Summer is the peak season for vacationers, but with the covid-19 still lurking in the air causing a pandemic in the world, anyone would be thinking twice about where to go on vacation. For obvious reasons, though how frustrating it can be, flying is out of the question. But it’s not something we put ourselves in a fret when we think of spending time in the country we live in. A week-long staycation on the island or scenic countryside is suitable in this unfortunate time of coronavirus. Although Sweden has an immense nature with its ten million or so population finding a less-crowded staycation spot can be tricky considering the present pandemic situation.
I live on the west coast of Sweden, but my idea of a staycation is usually a bit farther from home. Most preferably, I would go on a staycation in Stockholm. We went on a weekend trip to Stockholm a few years ago, but we stayed on the mainland. However, during this time of coronavirus, it is required that people should keep distance and the mainland usually attracts both local and distant travellers so it may not be easy to find a place with ample space. But the islands in Stockholm Archipelago are just a boat-trip away and the most suitable itinerary when one deemed social distancing necessary.
I particularly like taking a walk in Stockholm’s Gamla Stan (Old Town) and admiring the colourful buildings in the narrow streets in the mainland. It is like walking along the streets that belong to the Middle Ages. The shops, churches and museums seem to be calling the attention of every passer-by. Luckily though the Old Town was less-crowded because it was a gloomy day, it can be extremely crowded during warm days.

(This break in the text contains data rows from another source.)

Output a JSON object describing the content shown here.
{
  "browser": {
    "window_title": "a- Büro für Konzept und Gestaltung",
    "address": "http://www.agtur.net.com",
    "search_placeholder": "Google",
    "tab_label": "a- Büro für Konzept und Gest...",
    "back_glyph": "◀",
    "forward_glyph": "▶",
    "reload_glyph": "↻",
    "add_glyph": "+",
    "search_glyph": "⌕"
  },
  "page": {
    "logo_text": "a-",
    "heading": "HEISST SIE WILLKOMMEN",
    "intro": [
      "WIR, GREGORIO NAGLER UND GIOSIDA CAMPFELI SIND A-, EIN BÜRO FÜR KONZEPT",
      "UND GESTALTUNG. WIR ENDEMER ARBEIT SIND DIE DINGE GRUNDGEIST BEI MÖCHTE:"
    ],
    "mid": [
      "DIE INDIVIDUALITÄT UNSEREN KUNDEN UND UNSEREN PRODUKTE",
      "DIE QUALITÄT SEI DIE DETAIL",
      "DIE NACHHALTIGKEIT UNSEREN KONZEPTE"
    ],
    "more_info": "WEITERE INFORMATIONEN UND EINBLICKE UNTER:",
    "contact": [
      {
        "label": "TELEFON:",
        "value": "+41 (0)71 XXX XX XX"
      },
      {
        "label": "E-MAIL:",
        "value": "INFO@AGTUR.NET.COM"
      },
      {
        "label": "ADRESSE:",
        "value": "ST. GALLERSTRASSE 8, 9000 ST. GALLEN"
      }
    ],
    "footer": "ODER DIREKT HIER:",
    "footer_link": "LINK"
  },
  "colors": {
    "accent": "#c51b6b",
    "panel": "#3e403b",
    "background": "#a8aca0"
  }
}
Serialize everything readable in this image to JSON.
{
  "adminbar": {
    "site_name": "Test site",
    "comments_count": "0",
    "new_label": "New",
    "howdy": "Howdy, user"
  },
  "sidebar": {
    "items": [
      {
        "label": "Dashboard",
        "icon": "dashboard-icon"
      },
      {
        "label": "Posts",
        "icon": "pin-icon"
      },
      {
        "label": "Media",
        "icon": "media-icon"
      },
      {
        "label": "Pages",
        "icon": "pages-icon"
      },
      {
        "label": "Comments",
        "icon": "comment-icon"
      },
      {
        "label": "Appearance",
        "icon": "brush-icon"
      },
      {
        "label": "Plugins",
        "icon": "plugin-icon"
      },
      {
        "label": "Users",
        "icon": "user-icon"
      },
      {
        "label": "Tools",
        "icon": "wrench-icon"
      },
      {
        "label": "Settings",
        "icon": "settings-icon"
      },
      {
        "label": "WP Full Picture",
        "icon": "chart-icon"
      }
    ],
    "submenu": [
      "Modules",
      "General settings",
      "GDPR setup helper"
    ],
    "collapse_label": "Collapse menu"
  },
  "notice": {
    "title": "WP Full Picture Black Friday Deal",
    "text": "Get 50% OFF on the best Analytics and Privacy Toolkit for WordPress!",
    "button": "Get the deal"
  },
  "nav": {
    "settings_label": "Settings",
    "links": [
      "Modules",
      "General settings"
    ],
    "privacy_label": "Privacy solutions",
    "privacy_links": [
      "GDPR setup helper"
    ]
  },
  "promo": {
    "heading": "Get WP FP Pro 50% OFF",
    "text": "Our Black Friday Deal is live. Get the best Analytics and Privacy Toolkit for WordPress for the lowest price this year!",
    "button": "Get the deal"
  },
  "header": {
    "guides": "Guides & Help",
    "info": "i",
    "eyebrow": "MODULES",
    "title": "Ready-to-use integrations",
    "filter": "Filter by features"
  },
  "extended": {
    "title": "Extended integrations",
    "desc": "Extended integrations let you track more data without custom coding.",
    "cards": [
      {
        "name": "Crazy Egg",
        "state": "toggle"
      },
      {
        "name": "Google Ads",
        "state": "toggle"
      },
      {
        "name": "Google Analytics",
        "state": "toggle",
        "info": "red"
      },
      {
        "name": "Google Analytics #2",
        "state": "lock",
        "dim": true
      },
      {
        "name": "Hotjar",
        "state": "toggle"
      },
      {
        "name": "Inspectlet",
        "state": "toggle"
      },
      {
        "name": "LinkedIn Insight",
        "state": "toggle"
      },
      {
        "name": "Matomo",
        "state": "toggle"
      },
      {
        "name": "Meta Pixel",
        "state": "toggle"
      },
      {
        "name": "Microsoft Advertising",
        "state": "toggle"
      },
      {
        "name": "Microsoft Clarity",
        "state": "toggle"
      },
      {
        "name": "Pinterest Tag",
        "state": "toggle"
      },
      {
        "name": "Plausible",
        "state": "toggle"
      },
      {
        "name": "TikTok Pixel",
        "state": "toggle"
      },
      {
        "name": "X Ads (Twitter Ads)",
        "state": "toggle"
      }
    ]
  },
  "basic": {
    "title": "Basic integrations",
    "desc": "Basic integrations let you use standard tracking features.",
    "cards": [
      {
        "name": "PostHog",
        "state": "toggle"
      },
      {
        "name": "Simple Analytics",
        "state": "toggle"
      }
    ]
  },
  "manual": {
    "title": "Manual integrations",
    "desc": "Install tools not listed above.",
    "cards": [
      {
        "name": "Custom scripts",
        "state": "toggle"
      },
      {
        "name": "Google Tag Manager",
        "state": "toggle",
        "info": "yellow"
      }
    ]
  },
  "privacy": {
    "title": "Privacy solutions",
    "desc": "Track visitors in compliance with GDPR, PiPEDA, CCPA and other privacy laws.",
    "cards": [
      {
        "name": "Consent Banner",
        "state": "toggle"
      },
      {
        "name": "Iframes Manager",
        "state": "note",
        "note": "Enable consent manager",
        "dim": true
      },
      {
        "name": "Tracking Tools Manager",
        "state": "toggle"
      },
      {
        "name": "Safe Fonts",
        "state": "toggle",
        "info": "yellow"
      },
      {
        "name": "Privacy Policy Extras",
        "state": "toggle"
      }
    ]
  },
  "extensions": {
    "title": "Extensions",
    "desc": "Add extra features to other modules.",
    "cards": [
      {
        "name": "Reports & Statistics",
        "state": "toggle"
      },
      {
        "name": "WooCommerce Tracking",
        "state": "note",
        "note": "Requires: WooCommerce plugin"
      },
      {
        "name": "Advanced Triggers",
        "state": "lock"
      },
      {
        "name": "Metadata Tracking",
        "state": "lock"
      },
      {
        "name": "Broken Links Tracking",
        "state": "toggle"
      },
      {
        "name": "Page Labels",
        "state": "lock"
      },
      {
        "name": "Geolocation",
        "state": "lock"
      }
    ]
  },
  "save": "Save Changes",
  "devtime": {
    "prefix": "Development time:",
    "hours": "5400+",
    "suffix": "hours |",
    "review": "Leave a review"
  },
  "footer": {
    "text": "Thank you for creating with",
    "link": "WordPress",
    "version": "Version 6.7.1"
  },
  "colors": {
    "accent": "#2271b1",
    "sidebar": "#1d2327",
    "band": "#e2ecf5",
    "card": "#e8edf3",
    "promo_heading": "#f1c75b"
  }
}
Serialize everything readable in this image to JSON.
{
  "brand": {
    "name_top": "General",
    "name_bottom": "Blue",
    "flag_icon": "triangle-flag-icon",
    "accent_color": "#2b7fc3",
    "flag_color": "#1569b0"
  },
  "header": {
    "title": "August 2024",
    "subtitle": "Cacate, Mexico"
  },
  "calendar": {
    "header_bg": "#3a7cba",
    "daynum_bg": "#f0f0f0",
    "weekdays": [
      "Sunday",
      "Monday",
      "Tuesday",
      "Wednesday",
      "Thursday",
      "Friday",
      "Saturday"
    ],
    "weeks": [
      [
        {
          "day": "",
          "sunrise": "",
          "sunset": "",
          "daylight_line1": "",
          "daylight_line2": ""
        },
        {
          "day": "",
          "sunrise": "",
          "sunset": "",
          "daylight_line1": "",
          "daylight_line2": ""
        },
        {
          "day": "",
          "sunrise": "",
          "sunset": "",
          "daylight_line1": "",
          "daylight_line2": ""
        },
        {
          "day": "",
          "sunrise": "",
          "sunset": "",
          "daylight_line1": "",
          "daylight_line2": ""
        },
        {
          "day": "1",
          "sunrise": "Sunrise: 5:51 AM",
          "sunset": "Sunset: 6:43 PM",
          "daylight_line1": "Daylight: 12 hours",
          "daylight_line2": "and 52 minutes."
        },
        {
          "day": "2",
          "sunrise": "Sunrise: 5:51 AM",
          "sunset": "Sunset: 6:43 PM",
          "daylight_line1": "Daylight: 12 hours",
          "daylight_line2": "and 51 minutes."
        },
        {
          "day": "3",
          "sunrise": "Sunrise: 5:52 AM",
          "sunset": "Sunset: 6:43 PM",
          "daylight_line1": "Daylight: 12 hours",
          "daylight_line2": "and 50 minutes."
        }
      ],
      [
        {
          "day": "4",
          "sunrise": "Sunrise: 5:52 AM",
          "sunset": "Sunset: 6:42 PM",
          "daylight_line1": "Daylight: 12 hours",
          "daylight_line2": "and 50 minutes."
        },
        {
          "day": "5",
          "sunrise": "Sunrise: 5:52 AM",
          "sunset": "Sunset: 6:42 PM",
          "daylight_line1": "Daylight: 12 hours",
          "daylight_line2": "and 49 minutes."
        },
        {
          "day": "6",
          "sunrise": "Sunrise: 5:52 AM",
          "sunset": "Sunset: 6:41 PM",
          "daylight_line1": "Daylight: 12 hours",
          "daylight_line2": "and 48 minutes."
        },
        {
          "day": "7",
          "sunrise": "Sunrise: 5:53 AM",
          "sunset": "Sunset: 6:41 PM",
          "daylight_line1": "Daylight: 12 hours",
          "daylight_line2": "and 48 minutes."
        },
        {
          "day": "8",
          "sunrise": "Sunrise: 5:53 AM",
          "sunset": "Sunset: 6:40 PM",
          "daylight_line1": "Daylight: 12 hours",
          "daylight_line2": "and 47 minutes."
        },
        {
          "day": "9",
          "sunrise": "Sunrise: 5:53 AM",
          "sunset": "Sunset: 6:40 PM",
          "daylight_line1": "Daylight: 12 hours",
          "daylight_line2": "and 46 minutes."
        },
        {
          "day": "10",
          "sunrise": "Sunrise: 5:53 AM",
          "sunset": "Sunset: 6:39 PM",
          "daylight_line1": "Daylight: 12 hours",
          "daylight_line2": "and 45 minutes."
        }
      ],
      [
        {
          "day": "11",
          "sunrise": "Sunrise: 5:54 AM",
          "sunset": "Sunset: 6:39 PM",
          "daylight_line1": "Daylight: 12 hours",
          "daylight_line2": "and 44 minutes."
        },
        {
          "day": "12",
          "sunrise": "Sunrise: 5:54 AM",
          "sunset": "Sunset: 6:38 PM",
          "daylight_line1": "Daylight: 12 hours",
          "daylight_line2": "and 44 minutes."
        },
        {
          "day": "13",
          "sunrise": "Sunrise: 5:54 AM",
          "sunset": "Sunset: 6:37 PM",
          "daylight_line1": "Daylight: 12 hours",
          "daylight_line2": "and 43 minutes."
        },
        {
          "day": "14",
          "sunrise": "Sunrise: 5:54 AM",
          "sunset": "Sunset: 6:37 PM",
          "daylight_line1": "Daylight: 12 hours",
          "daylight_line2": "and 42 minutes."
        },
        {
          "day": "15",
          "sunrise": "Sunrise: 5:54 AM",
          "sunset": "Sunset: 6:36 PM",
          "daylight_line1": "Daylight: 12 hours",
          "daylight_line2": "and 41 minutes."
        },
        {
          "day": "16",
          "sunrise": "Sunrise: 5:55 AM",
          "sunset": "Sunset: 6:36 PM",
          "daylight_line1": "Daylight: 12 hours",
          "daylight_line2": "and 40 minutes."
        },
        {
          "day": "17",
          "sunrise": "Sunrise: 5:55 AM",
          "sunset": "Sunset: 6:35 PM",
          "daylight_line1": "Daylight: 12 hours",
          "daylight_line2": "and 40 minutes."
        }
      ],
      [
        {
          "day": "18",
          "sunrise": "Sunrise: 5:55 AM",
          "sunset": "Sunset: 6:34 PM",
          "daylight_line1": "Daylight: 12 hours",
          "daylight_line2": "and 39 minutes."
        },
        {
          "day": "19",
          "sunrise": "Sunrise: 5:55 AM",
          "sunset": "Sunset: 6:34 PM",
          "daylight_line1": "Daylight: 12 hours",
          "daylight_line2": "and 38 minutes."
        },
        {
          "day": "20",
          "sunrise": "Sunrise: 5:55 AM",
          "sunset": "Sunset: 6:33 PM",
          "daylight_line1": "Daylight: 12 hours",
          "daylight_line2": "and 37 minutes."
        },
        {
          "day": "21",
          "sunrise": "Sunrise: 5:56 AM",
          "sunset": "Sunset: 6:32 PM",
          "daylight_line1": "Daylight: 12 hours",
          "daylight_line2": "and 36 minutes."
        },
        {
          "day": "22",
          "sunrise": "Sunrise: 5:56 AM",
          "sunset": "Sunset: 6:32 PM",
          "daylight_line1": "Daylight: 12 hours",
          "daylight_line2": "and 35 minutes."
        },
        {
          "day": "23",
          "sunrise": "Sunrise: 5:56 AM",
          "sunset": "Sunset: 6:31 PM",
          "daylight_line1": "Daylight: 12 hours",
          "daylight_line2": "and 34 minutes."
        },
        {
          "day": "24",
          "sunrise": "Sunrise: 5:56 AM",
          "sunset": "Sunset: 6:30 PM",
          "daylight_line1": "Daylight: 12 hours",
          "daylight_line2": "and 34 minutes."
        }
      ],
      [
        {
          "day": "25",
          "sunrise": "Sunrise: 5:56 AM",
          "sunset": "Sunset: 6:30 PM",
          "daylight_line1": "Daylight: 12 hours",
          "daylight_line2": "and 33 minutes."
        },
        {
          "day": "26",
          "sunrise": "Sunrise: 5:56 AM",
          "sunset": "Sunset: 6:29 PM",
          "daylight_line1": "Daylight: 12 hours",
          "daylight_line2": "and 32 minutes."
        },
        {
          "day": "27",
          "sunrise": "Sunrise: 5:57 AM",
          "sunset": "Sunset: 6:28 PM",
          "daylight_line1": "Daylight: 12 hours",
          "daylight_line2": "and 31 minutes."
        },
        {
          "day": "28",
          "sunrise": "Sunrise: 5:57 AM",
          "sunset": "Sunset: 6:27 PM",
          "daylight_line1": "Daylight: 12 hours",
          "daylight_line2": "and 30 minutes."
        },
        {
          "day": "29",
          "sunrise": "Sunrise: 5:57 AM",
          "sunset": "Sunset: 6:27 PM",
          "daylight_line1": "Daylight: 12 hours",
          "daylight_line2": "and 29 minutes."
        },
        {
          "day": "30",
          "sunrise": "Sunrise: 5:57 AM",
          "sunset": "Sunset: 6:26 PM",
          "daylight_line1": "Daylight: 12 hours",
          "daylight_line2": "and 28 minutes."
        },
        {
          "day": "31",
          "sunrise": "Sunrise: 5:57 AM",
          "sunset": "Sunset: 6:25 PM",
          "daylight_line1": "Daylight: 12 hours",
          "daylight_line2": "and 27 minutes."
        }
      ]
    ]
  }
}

We had been to the ABBA Museum, The Vasa Museum and the amusement park, Gröna Lund. Those places are always jam-packed so taking precautions is necessary during this time of the coronavirus.
Seeing the main attractions and going to museums should not be the only reason for visiting the city. Going on a trip to the archipelago islands will make for an enjoyable long staycation in Stockholm. There are approximately 24,000 islands in the Stockholm Archipelago, but we plan to visit at least two of them, Sandhamn and Vaxholm. Sandhamn is known for its lively island life and its white-sand beaches. Vaxholm is an idyllic island known for its picturesque cottages and houses. Most of the islands in the archipelago have hotels and restaurants that are open all-year-round. Furthermore, the islands are within reach by boats from the city centre.
Considering the pandemic’s presence these days, it has been recommended that anyone travelling within the country should take precautions and follow the rules of social distancing and maintain proper hygiene. In addition to these recommendations, the Public Health Agency of Sweden advised travellers within Sweden to choose an alternative means of transport where there’s a possibility to book a seat in advance (boat, train, etc.)
In collaboration with Hotels.com, but all views are my own.